• [YOUR TASK]:
Search the data for the string "object", and report each line where it is found.

• [DATA IN THIS EXERCISE]:
····················
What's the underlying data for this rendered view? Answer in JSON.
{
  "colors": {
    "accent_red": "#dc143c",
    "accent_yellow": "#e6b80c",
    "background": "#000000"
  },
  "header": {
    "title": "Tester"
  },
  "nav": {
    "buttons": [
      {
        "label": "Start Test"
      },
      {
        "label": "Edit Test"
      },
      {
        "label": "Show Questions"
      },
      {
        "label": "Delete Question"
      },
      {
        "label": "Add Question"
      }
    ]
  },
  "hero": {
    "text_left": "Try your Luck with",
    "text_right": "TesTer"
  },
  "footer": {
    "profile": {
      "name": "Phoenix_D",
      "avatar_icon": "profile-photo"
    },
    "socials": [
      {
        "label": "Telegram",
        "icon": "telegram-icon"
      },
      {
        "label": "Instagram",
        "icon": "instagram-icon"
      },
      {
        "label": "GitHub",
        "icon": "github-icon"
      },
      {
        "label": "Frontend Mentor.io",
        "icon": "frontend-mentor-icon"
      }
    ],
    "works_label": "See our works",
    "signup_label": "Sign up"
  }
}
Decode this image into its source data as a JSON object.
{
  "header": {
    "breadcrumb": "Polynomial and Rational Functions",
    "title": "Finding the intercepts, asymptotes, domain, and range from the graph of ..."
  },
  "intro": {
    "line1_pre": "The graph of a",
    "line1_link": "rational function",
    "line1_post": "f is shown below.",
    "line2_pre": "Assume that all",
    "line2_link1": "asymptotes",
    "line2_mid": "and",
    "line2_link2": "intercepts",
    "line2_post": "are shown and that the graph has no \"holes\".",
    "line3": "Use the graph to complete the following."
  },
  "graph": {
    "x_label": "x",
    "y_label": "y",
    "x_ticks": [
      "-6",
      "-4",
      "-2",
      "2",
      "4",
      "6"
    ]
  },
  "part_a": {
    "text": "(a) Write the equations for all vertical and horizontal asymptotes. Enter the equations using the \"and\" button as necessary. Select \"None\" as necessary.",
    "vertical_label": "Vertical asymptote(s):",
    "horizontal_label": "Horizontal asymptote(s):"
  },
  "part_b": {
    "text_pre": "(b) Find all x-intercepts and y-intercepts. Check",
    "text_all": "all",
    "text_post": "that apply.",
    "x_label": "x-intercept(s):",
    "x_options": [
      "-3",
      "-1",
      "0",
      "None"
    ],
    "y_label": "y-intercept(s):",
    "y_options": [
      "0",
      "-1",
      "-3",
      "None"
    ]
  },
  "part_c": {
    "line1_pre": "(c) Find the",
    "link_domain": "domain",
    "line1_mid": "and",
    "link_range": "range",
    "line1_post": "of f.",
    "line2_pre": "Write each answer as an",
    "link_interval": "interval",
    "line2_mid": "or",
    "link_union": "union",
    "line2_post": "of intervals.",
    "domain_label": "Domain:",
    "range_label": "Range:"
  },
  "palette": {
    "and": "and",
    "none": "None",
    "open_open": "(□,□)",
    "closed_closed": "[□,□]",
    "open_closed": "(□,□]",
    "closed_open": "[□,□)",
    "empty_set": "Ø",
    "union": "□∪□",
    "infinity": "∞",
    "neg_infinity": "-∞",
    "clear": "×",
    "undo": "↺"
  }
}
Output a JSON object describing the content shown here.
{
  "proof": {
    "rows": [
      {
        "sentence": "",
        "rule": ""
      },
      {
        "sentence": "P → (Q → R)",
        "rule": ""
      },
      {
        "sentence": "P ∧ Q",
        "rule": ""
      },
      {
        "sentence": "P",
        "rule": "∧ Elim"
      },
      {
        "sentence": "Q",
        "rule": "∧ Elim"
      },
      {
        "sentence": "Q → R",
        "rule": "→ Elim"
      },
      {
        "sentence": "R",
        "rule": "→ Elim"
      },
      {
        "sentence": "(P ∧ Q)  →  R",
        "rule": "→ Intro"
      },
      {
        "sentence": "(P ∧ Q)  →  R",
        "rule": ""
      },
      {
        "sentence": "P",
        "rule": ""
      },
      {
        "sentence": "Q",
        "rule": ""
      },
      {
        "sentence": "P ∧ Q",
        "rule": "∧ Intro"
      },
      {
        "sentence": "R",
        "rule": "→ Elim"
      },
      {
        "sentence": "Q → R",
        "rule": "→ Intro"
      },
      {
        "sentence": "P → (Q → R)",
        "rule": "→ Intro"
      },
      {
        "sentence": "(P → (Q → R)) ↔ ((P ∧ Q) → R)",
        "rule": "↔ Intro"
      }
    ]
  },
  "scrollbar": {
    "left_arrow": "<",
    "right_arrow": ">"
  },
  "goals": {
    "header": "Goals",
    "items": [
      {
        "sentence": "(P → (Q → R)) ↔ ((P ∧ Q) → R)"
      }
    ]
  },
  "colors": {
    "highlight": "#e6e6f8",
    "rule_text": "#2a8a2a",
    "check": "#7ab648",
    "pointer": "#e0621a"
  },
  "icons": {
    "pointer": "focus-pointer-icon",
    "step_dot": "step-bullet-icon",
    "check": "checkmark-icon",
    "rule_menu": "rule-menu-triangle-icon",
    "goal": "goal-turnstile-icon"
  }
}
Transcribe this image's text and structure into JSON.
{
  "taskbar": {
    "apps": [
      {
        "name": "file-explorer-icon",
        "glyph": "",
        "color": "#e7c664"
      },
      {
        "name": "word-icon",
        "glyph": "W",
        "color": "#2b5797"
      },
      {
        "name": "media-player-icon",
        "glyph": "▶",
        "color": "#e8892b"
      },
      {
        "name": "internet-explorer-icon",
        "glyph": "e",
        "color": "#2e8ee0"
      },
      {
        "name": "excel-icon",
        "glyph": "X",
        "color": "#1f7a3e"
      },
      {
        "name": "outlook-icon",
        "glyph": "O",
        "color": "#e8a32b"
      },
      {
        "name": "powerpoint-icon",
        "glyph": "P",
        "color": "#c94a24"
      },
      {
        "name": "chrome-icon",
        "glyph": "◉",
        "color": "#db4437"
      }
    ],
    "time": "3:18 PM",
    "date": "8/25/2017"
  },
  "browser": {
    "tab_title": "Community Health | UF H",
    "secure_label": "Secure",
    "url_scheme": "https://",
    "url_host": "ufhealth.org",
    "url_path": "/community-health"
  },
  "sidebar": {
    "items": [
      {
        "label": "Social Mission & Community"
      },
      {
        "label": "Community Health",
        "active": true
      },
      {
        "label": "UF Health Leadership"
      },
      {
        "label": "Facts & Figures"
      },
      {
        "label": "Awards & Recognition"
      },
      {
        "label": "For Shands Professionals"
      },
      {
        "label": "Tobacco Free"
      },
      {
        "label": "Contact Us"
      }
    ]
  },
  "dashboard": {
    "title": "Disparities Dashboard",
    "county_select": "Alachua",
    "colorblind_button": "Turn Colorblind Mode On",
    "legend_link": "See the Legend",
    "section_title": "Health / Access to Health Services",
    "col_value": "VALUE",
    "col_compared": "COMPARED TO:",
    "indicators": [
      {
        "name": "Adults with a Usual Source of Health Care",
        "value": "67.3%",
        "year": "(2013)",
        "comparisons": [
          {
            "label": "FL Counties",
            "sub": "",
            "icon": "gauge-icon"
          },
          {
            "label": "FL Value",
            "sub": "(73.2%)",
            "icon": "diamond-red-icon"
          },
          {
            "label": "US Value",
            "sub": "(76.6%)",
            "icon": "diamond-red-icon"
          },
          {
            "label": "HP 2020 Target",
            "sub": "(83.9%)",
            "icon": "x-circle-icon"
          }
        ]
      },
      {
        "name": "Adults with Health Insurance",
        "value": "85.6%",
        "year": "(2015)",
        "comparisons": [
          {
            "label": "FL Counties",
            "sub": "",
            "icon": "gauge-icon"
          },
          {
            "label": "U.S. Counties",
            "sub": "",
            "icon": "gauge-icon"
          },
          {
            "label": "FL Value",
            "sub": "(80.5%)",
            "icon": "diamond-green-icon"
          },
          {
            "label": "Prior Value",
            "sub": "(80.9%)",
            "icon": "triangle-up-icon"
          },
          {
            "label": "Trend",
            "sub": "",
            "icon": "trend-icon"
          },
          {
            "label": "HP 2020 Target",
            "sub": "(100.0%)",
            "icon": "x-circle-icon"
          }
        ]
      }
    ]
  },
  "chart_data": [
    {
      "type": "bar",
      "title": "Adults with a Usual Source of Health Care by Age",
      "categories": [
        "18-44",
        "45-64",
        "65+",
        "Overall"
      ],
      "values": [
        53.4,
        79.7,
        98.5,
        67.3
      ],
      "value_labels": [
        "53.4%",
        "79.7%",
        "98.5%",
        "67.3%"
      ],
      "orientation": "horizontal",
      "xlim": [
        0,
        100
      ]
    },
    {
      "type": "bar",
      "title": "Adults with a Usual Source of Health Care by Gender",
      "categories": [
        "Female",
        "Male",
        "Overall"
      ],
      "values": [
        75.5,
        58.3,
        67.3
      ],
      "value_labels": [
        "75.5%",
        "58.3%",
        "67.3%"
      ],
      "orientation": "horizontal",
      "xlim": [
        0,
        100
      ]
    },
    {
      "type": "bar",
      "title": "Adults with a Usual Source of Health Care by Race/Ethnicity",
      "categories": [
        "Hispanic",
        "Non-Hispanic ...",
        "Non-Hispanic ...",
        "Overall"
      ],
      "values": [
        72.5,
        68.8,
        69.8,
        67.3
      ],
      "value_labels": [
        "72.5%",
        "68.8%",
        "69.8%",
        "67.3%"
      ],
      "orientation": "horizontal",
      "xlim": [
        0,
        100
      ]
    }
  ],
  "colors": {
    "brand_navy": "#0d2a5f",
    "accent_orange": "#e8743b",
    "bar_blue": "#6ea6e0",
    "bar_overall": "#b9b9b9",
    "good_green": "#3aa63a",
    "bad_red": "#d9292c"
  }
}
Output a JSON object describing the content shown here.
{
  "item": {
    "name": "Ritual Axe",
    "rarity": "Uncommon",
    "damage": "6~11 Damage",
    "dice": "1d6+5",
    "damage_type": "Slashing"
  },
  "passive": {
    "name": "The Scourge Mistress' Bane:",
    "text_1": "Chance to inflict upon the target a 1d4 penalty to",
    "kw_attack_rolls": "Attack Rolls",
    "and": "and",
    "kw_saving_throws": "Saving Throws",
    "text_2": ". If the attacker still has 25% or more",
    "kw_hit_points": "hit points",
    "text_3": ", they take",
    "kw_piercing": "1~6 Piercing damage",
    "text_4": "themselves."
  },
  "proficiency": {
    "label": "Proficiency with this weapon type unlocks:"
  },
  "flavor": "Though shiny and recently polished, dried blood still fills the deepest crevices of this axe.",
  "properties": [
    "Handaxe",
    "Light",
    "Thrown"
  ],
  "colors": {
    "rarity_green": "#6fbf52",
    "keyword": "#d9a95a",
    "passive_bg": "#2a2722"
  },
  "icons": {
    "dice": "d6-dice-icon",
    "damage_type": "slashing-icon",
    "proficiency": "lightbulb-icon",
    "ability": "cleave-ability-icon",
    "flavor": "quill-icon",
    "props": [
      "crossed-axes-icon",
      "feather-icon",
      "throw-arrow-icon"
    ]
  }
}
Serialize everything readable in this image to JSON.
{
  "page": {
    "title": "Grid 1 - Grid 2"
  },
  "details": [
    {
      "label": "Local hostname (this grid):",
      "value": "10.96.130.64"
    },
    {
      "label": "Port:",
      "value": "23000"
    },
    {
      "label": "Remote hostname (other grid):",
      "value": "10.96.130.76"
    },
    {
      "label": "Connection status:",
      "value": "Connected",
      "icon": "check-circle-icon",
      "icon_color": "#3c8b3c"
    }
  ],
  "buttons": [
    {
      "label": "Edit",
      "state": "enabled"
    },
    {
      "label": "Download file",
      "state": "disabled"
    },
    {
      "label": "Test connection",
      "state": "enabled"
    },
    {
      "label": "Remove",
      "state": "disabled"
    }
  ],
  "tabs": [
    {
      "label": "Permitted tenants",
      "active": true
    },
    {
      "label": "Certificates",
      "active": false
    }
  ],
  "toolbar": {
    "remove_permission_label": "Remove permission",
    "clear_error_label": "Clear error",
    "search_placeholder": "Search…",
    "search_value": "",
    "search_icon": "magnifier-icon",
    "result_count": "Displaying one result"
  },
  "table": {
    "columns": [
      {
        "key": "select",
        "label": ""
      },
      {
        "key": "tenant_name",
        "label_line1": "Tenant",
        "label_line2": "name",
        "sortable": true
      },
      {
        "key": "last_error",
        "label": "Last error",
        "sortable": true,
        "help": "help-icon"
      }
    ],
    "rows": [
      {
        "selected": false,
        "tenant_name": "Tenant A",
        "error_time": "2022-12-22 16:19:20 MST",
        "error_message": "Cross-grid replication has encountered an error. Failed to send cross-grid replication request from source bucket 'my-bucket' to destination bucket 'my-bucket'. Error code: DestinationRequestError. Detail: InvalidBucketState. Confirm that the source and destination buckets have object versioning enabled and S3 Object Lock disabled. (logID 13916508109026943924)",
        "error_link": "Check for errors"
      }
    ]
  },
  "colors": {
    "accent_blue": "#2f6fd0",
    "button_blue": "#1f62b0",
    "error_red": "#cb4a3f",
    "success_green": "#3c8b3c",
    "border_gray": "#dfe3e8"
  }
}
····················
• [FINISHED TASK]:
Decode this image into its source data as a JSON object.
Output a JSON object describing the content shown here.
Output a JSON object describing the content shown here.
        "error_message": "Cross-grid replication has encountered an error. Failed to send cross-grid replication request from source bucket 'my-bucket' to destination bucket 'my-bucket'. Error code: DestinationRequestError. Detail: InvalidBucketState. Confirm that the source and destination buckets have object versioning enabled and S3 Object Lock disabled. (logID 13916508109026943924)",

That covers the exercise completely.